Clear and very cold. The wind has erased all tracks but its own, and the trees’ etiolated shadows rock back and forth like trauma survivors.
Despite the wind, yesterday’s snow still clings to the trees, like the sleep I keep trying to rub from my eyes. A wren’s ascending rattle.
Snow swirls past the porch like an old film reel dense with the blemishes of time. Juncos chitter. A downy woodpecker’s light, steady taps.
Wind and sun and bitter cold. A faint trace of white on the ground, as if left over from last night’s full moon.
The hillside crowd of trees swaying and churning. In the gray sky, blue wounds open. I can hear my mother shouting a greeting to the sun.
A stalk of dried grass in the yard resembles a dancer, leaf-limbs vibrating ecstatically in the wind. The sun goes back in and she vanishes.
Traffic noise blends with the ridgetop wind to form a single roar. In the thin snow behind my chair, the meandering tracks of a sparrow.
Overcast and windy. Two nuthatches descend tree trunks on either side of the road, calling back and forth as they glean in the furrows.
Cold and bright. When I open the door to go in, the wind blows a titmouse in with me. It flies from window to window, clawing at the glass.
A titmouse taps in the rain gutter, its absurd crest buffeted by the wind. Scattered snowflakes dart this way and that as if on a mad hunt.
Overcast and cold. On the south side of the house, an aster is still in bloom, its small constellation trembling in the wind.
Over the wind, a faint music, as if from a distant woodwinds section: silhouetted against a cloud, a south-bound V of tundra swans.
The wind has stripped the treetops of most remaining leaves, flooding them with light. I watch the sine-wave flight of a far-off woodpecker.
Windy and overcast, with a few flakes of snow in the air.

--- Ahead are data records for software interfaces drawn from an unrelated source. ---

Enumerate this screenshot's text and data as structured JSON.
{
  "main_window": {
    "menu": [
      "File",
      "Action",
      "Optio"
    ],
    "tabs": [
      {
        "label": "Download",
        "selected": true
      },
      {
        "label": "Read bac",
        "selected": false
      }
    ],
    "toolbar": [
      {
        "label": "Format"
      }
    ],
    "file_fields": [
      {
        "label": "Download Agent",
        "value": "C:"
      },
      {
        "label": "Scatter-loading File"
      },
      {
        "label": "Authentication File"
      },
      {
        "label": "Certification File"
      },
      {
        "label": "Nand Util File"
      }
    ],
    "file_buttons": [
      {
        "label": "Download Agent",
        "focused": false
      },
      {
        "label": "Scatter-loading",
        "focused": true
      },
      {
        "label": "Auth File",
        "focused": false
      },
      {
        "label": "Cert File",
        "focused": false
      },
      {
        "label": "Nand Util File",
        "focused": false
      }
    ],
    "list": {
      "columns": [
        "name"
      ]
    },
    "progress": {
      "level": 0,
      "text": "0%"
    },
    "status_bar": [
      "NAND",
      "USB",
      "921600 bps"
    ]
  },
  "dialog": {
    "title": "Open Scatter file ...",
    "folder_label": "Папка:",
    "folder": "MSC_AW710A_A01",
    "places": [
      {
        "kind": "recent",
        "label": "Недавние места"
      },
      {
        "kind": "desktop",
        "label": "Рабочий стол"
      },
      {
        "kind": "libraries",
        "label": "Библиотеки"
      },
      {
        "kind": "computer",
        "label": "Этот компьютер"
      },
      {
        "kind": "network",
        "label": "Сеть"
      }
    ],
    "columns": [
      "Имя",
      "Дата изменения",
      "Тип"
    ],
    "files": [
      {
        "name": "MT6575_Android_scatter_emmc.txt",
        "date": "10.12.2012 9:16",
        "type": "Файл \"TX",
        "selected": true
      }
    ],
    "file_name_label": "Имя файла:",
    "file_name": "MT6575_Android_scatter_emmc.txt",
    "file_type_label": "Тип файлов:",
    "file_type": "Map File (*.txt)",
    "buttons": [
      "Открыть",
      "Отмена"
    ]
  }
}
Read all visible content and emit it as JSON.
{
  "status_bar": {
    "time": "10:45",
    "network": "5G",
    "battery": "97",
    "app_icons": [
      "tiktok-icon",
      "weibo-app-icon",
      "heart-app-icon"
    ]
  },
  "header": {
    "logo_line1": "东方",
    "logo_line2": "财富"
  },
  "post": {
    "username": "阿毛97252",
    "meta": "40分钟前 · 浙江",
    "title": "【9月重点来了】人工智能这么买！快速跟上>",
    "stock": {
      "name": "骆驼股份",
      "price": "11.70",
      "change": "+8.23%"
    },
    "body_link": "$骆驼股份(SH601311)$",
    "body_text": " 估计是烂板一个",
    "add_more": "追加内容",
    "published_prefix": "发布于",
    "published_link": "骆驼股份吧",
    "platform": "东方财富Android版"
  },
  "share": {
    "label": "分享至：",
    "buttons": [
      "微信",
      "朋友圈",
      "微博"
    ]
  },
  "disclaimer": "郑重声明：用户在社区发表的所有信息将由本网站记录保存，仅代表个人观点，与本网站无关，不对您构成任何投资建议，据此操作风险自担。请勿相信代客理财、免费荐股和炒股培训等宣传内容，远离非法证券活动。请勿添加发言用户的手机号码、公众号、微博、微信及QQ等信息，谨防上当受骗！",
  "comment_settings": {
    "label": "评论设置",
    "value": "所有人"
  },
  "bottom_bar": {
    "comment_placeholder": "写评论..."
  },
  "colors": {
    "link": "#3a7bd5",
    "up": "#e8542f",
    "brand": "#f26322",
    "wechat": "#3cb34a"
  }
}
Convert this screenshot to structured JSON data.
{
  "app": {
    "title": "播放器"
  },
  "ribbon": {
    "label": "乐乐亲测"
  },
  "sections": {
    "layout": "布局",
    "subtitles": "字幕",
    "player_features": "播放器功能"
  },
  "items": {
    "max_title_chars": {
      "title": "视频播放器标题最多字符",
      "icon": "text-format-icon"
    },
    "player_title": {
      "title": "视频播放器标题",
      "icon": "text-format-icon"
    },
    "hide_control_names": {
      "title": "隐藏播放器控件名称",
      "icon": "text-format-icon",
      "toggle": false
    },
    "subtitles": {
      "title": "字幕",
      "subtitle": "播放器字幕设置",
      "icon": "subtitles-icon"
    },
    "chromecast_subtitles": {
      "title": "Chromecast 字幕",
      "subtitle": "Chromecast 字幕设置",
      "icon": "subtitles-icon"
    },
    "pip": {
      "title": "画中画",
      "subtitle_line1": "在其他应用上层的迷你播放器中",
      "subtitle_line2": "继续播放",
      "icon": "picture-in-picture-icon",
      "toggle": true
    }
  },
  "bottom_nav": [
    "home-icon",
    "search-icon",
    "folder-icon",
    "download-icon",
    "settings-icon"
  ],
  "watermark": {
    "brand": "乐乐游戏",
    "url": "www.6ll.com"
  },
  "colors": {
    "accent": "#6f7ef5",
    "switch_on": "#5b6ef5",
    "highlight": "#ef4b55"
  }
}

Yellow leaves peel off the aspens as I watch. Two ravens croak back and forth.
Through thinning treetops, I spot a red-tailed hawk flapping to gain altitude. Two red oak leaves spiral high over the yard.
Clear and bright, but the wind still blows. The long leaves of the cattails have started to brown, their curled ends bowing toward the west.